By following a few simple guidelines, you can be up the ladder and off the diving board in the time it takes to pull out your judging scorecard.
Find a Coach and a Youth Diving Team
It may seem obvious that a coach is needed to teach a forward 2 ½ somersault, but finding an experienced coach and junior springboard diving program is much more important than teaching a particular dive – it’s a safety issue. A coach's expertise and the value of a diving program goes well beyond teaching a particular skill. Springboard civing coaches are licensed professionals whose primary goal is the safety of each participant.
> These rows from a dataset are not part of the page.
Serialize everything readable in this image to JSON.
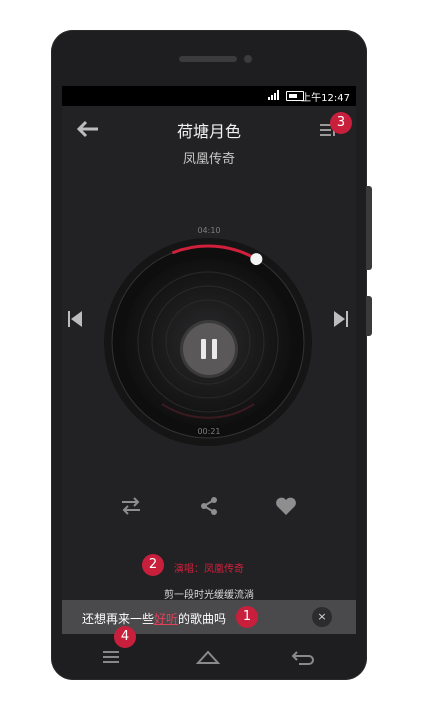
{
  "status_bar": {
    "time": "上午12:47"
  },
  "header": {
    "title": "荷塘月色",
    "artist": "凤凰传奇"
  },
  "player": {
    "total_time": "04:10",
    "current_time": "00:21",
    "progress": 0.084
  },
  "info": {
    "singer": "演唱：凤凰传奇",
    "lyric": "剪一段时光缓缓流淌"
  },
  "toast": {
    "text_before": "还想再来一些",
    "text_highlight": "好听",
    "text_after": "的歌曲吗",
    "close_label": "×"
  },
  "badges": {
    "b1": "1",
    "b2": "2",
    "b3": "3",
    "b4": "4"
  },
  "icons": {
    "back": "arrow-left-icon",
    "playlist": "playlist-icon",
    "prev": "skip-prev-icon",
    "next": "skip-next-icon",
    "pause": "pause-icon",
    "shuffle": "shuffle-icon",
    "share": "share-icon",
    "like": "heart-icon",
    "menu": "menu-icon",
    "home": "home-icon",
    "return": "return-icon"
  },
  "colors": {
    "accent": "#c8203c",
    "background": "#222224",
    "phone_body": "#1e1e20"
  }
}
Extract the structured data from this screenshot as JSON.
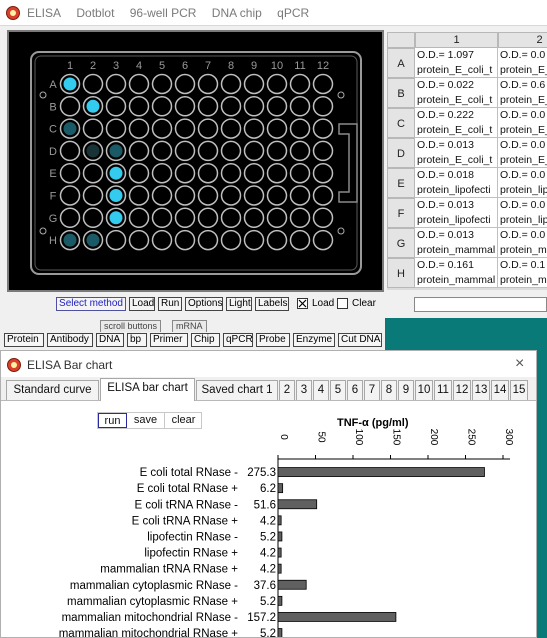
{
  "main_window": {
    "menu": [
      "ELISA",
      "Dotblot",
      "96-well PCR",
      "DNA chip",
      "qPCR"
    ]
  },
  "plate": {
    "columns": [
      "1",
      "2",
      "3",
      "4",
      "5",
      "6",
      "7",
      "8",
      "9",
      "10",
      "11",
      "12"
    ],
    "rows": [
      "A",
      "B",
      "C",
      "D",
      "E",
      "F",
      "G",
      "H"
    ],
    "colors": {
      "bright": "#33ccee",
      "dim": "#1a5a66",
      "dark": "#173336",
      "ring": "#bfbfbf"
    },
    "signals": [
      {
        "row": "A",
        "col": 1,
        "level": "bright"
      },
      {
        "row": "B",
        "col": 2,
        "level": "bright"
      },
      {
        "row": "C",
        "col": 1,
        "level": "dim"
      },
      {
        "row": "D",
        "col": 2,
        "level": "dark"
      },
      {
        "row": "D",
        "col": 3,
        "level": "dim"
      },
      {
        "row": "E",
        "col": 3,
        "level": "bright"
      },
      {
        "row": "F",
        "col": 3,
        "level": "bright"
      },
      {
        "row": "G",
        "col": 3,
        "level": "bright"
      },
      {
        "row": "H",
        "col": 1,
        "level": "dim"
      },
      {
        "row": "H",
        "col": 2,
        "level": "dim"
      }
    ]
  },
  "od_table": {
    "col_headers": [
      "1",
      "2"
    ],
    "rows": [
      {
        "label": "A",
        "c1_od": "O.D.= 1.097",
        "c1_name": "protein_E_coli_t",
        "c2_od": "O.D.= 0.0",
        "c2_name": "protein_E_"
      },
      {
        "label": "B",
        "c1_od": "O.D.= 0.022",
        "c1_name": "protein_E_coli_t",
        "c2_od": "O.D.= 0.6",
        "c2_name": "protein_E_"
      },
      {
        "label": "C",
        "c1_od": "O.D.= 0.222",
        "c1_name": "protein_E_coli_t",
        "c2_od": "O.D.= 0.0",
        "c2_name": "protein_E_"
      },
      {
        "label": "D",
        "c1_od": "O.D.= 0.013",
        "c1_name": "protein_E_coli_t",
        "c2_od": "O.D.= 0.0",
        "c2_name": "protein_E_"
      },
      {
        "label": "E",
        "c1_od": "O.D.= 0.018",
        "c1_name": "protein_lipofecti",
        "c2_od": "O.D.= 0.0",
        "c2_name": "protein_lip"
      },
      {
        "label": "F",
        "c1_od": "O.D.= 0.013",
        "c1_name": "protein_lipofecti",
        "c2_od": "O.D.= 0.0",
        "c2_name": "protein_lip"
      },
      {
        "label": "G",
        "c1_od": "O.D.= 0.013",
        "c1_name": "protein_mammal",
        "c2_od": "O.D.= 0.0",
        "c2_name": "protein_ma"
      },
      {
        "label": "H",
        "c1_od": "O.D.= 0.161",
        "c1_name": "protein_mammal",
        "c2_od": "O.D.= 0.1",
        "c2_name": "protein_ma"
      }
    ]
  },
  "bottom_bar": {
    "select_method": "Select method",
    "load": "Load",
    "run": "Run",
    "options": "Options",
    "light": "Light",
    "labels": "Labels",
    "load_check": "Load",
    "clear_check": "Clear"
  },
  "tool_panel": {
    "tabs": [
      "scroll buttons",
      "mRNA"
    ],
    "buttons": [
      "Protein",
      "Antibody",
      "DNA",
      "bp",
      "Primer",
      "Chip",
      "qPCR",
      "Probe",
      "Enzyme",
      "Cut DNA"
    ]
  },
  "chart_window": {
    "title": "ELISA Bar chart",
    "close": "×",
    "tabs": [
      "Standard curve",
      "ELISA bar chart",
      "Saved chart 1",
      "2",
      "3",
      "4",
      "5",
      "6",
      "7",
      "8",
      "9",
      "10",
      "11",
      "12",
      "13",
      "14",
      "15"
    ],
    "actions": {
      "run": "run",
      "save": "save",
      "clear": "clear"
    }
  },
  "chart_data": {
    "type": "bar",
    "orientation": "horizontal",
    "title": "TNF-α (pg/ml)",
    "xlabel": "",
    "ylabel": "",
    "xlim": [
      0,
      300
    ],
    "xticks": [
      "0",
      "50",
      "100",
      "150",
      "200",
      "250",
      "300"
    ],
    "xtick_values": [
      0,
      50,
      100,
      150,
      200,
      250,
      300
    ],
    "bar_color": "#606060",
    "categories": [
      "E coli total RNase -",
      "E coli total RNase +",
      "E coli tRNA RNase -",
      "E coli tRNA RNase +",
      "lipofectin RNase -",
      "lipofectin RNase +",
      "mammalian  tRNA RNase +",
      "mammalian cytoplasmic RNase -",
      "mammalian cytoplasmic RNase +",
      "mammalian mitochondrial RNase -",
      "mammalian mitochondrial RNase +"
    ],
    "values": [
      275.3,
      6.2,
      51.6,
      4.2,
      5.2,
      4.2,
      4.2,
      37.6,
      5.2,
      157.2,
      5.2
    ],
    "value_labels": [
      "275.3",
      "6.2",
      "51.6",
      "4.2",
      "5.2",
      "4.2",
      "4.2",
      "37.6",
      "5.2",
      "157.2",
      "5.2"
    ]
  }
}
And while learning that forward 2 ½ will make you a good diver, the safety of the diver is the most important consideration.
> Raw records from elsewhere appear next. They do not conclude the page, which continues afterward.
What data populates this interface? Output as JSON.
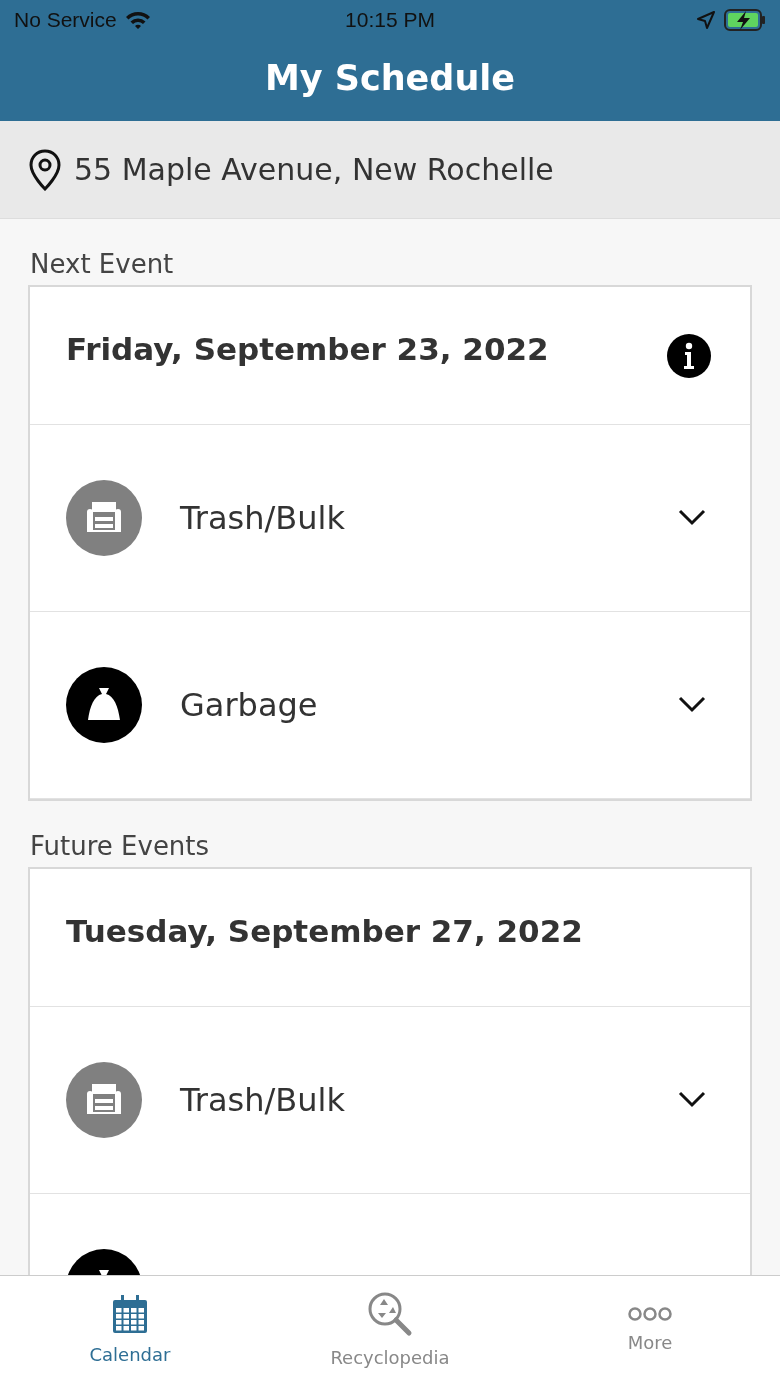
{
  "status_bar": {
    "carrier": "No Service",
    "time": "10:15 PM"
  },
  "header": {
    "title": "My Schedule"
  },
  "address": {
    "text": "55 Maple Avenue, New Rochelle"
  },
  "sections": [
    {
      "heading": "Next Event",
      "date": "Friday, September 23, 2022",
      "info_button": true,
      "items": [
        {
          "kind": "bulk",
          "label": "Trash/Bulk",
          "expanded": false
        },
        {
          "kind": "garbage",
          "label": "Garbage",
          "expanded": false
        }
      ]
    },
    {
      "heading": "Future Events",
      "date": "Tuesday, September 27, 2022",
      "info_button": false,
      "items": [
        {
          "kind": "bulk",
          "label": "Trash/Bulk",
          "expanded": false
        },
        {
          "kind": "garbage"
        }
      ]
    }
  ],
  "tabs": [
    {
      "kind": "calendar",
      "label": "Calendar",
      "selected": true
    },
    {
      "kind": "search",
      "label": "Recyclopedia",
      "selected": false
    },
    {
      "kind": "more",
      "label": "More",
      "selected": false
    }
  ]
}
How do you find your first coach?
- Contact Your Local Swimming Pool: If you have a year-round aquatic facility or natatorium in your community, chances are a springboard diving team does exist. A call to one of these facilities can quickly answer your first question.
- USA Diving and the AAU: Check with USA Diving, the National Governing Body for the sport of diving, or the Amateur Athletic Union (AAU) for help finding a diving club and coach. Depending on where you live, this may not be an option. Not every town has a spectacular natatorium with a diving well. Many springboard diving teams practice at municipal facilities, high schools, or private pools. Not to worry, both USA Diving and the AAU sanction club diving teams and coaches, and would be more than willing to help a prospective diver find a team and coach.
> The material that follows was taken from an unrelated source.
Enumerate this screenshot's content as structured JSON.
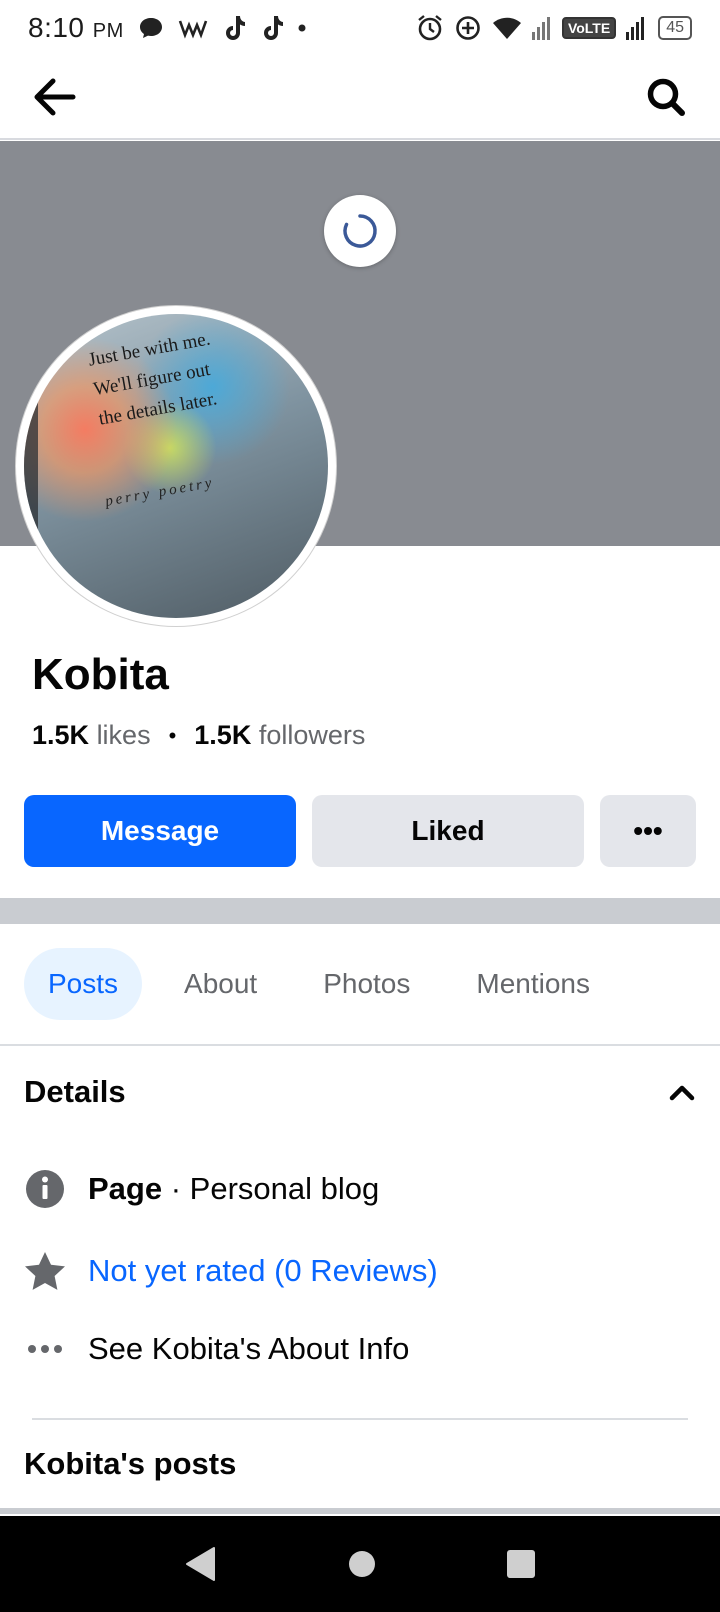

- Learn to Dive Programs: Many diving programs offer “Learn to Dive” or springboard diving lessons geared toward teaching the basic fundamentals of diving. In these programs, the goal is to teach basic diving skills in a fun and exciting environment with the safety of the participant being the primary concern.
- Research Summer Leagues and Private Instruction: If a full-time springboard diving program is not what you are looking for, many outdoor pools offer summer leagues that can be a great introduction to the sport. If competition is not what you're looking for right away, many of these facilities also offer springboard diving lessons to get any diver started in the right direction.
Assess Your Child’s Ability to Handle Springboard Diving
Learning the skills needed to succeed in diving requires many physical attributes, but above all is the ability to feel comfortable in deep water. Of course the ability to swim is a must, but a prospective diver needs to feel as comfortable in 15 feet of water as they do in the shallow end. This comfort level allows the child to concentrate on learning proper diving skills and to enjoy their time in the pool.
If you feel unsure about your ability to judge your child’s readiness for diving, a local coach can help you assess their current abilities and make recommendations about the future.
Learning to Dive Takes Time
Being able to flip and twist are great attributes in the sport of diving, but fundamentals are the tools that create successful divers. While this is many times lost on young divers who want to throw themselves off the diving board with reckless abandon and limitless energy, it is the role of the parent to help them understand that learning to dive correctly takes time and patience.
Depending on your aspirations in the sport, it may take up to two years before a diver learns the proper skills needed to enter competitive diving. Many diving teams will not let a prospective diver “dive” into the pool for up to a year, preferring to teach proper skills using dryland instruction with tools such as a trampoline and spotting harness.
So if you're excited about becoming part of the diving community, head to your local swimming pool and get ready to dive in!